[Dataset rows for apps and sites]
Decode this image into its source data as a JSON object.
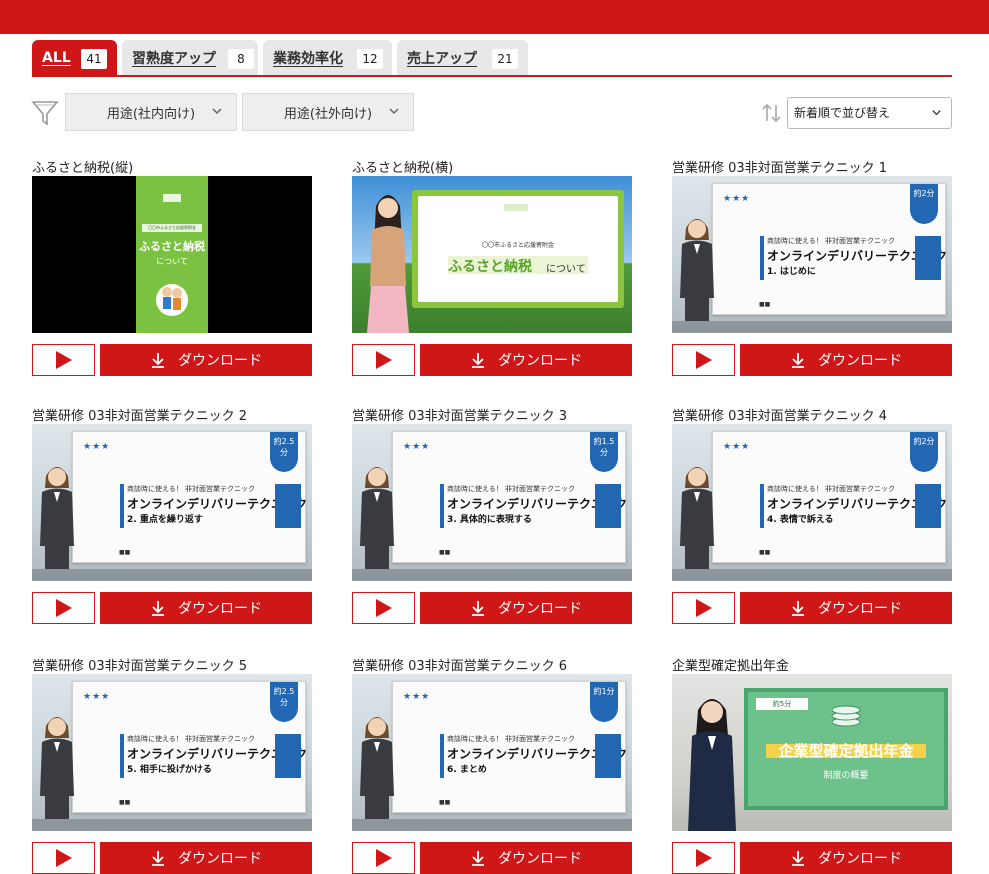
{
  "colors": {
    "brand_red": "#cf1718",
    "slide_blue": "#2167b1"
  },
  "tabs": [
    {
      "label": "ALL",
      "count": "41"
    },
    {
      "label": "習熟度アップ",
      "count": "8"
    },
    {
      "label": "業務効率化",
      "count": "12"
    },
    {
      "label": "売上アップ",
      "count": "21"
    }
  ],
  "filters": {
    "icon": "filter-icon",
    "internal": "用途(社内向け)",
    "external": "用途(社外向け)"
  },
  "sort": {
    "icon": "sort-icon",
    "selected": "新着順で並び替え"
  },
  "buttons": {
    "download": "ダウンロード"
  },
  "videos": [
    {
      "title": "ふるさと納税(縦)",
      "thumb": {
        "small_label": "〇〇市ふるさと応援寄附金",
        "headline": "ふるさと納税",
        "sub": "について"
      }
    },
    {
      "title": "ふるさと納税(横)",
      "thumb": {
        "small_label": "〇〇市ふるさと応援寄附金",
        "headline": "ふるさと納税",
        "sub": "について"
      }
    },
    {
      "title": "営業研修 03非対面営業テクニック 1",
      "thumb": {
        "sub": "商談時に使える！ 非対面営業テクニック",
        "main": "オンラインデリバリーテクニック",
        "part": "1. はじめに",
        "badge": "約2分"
      }
    },
    {
      "title": "営業研修 03非対面営業テクニック 2",
      "thumb": {
        "sub": "商談時に使える！ 非対面営業テクニック",
        "main": "オンラインデリバリーテクニック",
        "part": "2. 重点を繰り返す",
        "badge": "約2.5分"
      }
    },
    {
      "title": "営業研修 03非対面営業テクニック 3",
      "thumb": {
        "sub": "商談時に使える！ 非対面営業テクニック",
        "main": "オンラインデリバリーテクニック",
        "part": "3. 具体的に表現する",
        "badge": "約1.5分"
      }
    },
    {
      "title": "営業研修 03非対面営業テクニック 4",
      "thumb": {
        "sub": "商談時に使える！ 非対面営業テクニック",
        "main": "オンラインデリバリーテクニック",
        "part": "4. 表情で訴える",
        "badge": "約2分"
      }
    },
    {
      "title": "営業研修 03非対面営業テクニック 5",
      "thumb": {
        "sub": "商談時に使える！ 非対面営業テクニック",
        "main": "オンラインデリバリーテクニック",
        "part": "5. 相手に投げかける",
        "badge": "約2.5分"
      }
    },
    {
      "title": "営業研修 03非対面営業テクニック 6",
      "thumb": {
        "sub": "商談時に使える！ 非対面営業テクニック",
        "main": "オンラインデリバリーテクニック",
        "part": "6. まとめ",
        "badge": "約1分"
      }
    },
    {
      "title": "企業型確定拠出年金",
      "thumb": {
        "badge": "約5分",
        "headline": "企業型確定拠出年金",
        "sub": "制度の概要"
      }
    }
  ]
}
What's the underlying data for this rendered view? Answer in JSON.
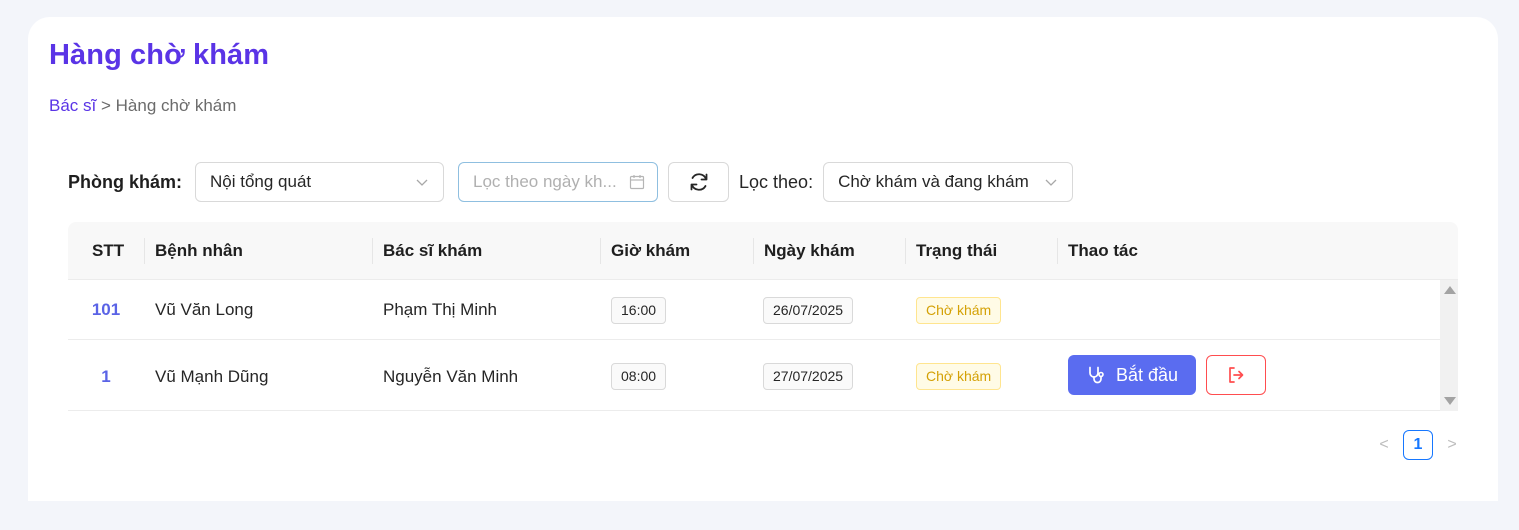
{
  "page": {
    "title": "Hàng chờ khám",
    "breadcrumb": {
      "parent": "Bác sĩ",
      "separator": ">",
      "current": "Hàng chờ khám"
    }
  },
  "toolbar": {
    "room_label": "Phòng khám:",
    "room_value": "Nội tổng quát",
    "date_placeholder": "Lọc theo ngày kh...",
    "filter_label": "Lọc theo:",
    "filter_value": "Chờ khám và đang khám"
  },
  "table": {
    "columns": [
      "STT",
      "Bệnh nhân",
      "Bác sĩ khám",
      "Giờ khám",
      "Ngày khám",
      "Trạng thái",
      "Thao tác"
    ],
    "rows": [
      {
        "stt": "101",
        "patient": "Vũ Văn Long",
        "doctor": "Phạm Thị Minh",
        "time": "16:00",
        "date": "26/07/2025",
        "status": "Chờ khám",
        "has_actions": false
      },
      {
        "stt": "1",
        "patient": "Vũ Mạnh Dũng",
        "doctor": "Nguyễn Văn Minh",
        "time": "08:00",
        "date": "27/07/2025",
        "status": "Chờ khám",
        "has_actions": true,
        "start_label": "Bắt đầu"
      }
    ]
  },
  "pagination": {
    "current_page": "1",
    "prev_symbol": "<",
    "next_symbol": ">"
  },
  "colors": {
    "brand": "#5a34e6",
    "primary_button": "#5a6cf0",
    "danger": "#ff4d4f",
    "status_text": "#d4a106",
    "page_link": "#1677ff"
  }
}
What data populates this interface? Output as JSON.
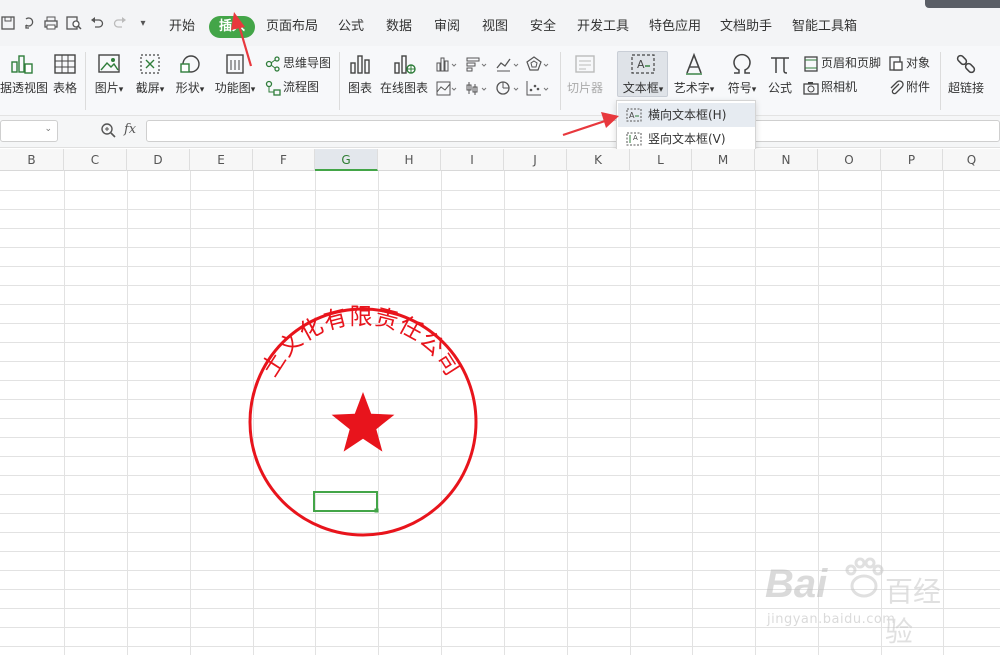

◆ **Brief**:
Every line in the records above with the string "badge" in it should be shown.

◆ **The answer**:
        "badge": "約2分"
        "badge": "約2.5分"
        "badge": "約1.5分"
        "badge": "約2分"
        "badge": "約2.5分"
        "badge": "約1分"
        "badge": "約5分",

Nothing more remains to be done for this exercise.